Items listed in a dataset:
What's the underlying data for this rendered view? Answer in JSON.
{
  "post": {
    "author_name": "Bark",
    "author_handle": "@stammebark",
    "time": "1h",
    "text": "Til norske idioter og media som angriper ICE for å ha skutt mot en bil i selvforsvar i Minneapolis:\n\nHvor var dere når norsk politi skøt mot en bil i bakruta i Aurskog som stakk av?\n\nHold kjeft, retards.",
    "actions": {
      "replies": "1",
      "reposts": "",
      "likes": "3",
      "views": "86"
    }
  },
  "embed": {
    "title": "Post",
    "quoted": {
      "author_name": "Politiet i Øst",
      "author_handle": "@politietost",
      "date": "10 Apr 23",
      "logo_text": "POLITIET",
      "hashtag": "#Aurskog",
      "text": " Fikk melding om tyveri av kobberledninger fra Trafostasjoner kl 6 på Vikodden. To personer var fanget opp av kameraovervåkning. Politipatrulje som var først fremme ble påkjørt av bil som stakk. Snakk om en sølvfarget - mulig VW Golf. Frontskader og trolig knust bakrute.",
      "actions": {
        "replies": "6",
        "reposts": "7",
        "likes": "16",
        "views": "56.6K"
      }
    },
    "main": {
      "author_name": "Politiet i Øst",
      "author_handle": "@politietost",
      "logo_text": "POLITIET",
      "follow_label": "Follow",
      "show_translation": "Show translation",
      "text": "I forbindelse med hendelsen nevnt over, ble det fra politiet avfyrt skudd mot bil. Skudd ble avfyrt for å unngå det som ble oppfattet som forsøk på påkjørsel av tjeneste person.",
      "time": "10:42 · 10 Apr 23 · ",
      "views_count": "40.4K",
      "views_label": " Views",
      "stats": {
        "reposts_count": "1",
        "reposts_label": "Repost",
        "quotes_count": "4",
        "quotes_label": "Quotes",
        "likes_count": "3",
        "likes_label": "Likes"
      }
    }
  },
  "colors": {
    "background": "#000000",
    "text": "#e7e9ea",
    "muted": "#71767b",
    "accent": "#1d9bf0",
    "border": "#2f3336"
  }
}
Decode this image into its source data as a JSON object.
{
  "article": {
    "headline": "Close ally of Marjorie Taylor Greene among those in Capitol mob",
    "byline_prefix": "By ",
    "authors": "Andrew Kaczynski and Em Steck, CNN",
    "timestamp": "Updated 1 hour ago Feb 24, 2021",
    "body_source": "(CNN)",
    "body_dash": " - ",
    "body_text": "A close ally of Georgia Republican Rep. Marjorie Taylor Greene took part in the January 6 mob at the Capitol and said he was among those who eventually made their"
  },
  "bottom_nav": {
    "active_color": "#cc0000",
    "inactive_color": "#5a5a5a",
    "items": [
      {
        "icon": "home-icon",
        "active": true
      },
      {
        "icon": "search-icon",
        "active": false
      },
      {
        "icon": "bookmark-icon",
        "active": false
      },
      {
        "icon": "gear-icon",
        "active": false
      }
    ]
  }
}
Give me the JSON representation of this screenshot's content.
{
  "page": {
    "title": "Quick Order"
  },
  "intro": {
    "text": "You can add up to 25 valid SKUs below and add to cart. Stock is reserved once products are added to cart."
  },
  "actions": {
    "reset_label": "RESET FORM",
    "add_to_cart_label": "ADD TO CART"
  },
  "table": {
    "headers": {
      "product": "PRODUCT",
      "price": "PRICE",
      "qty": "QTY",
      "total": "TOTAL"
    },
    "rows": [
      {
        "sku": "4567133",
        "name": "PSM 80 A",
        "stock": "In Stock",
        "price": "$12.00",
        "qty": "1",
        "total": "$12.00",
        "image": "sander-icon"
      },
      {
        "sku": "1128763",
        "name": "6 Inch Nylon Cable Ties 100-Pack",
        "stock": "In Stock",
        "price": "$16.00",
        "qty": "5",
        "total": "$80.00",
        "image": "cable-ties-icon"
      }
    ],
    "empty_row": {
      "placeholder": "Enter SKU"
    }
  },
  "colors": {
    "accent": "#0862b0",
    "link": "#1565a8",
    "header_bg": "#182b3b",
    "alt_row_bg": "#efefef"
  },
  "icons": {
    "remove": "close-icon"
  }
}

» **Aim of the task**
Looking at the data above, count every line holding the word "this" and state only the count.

» **Written response**
3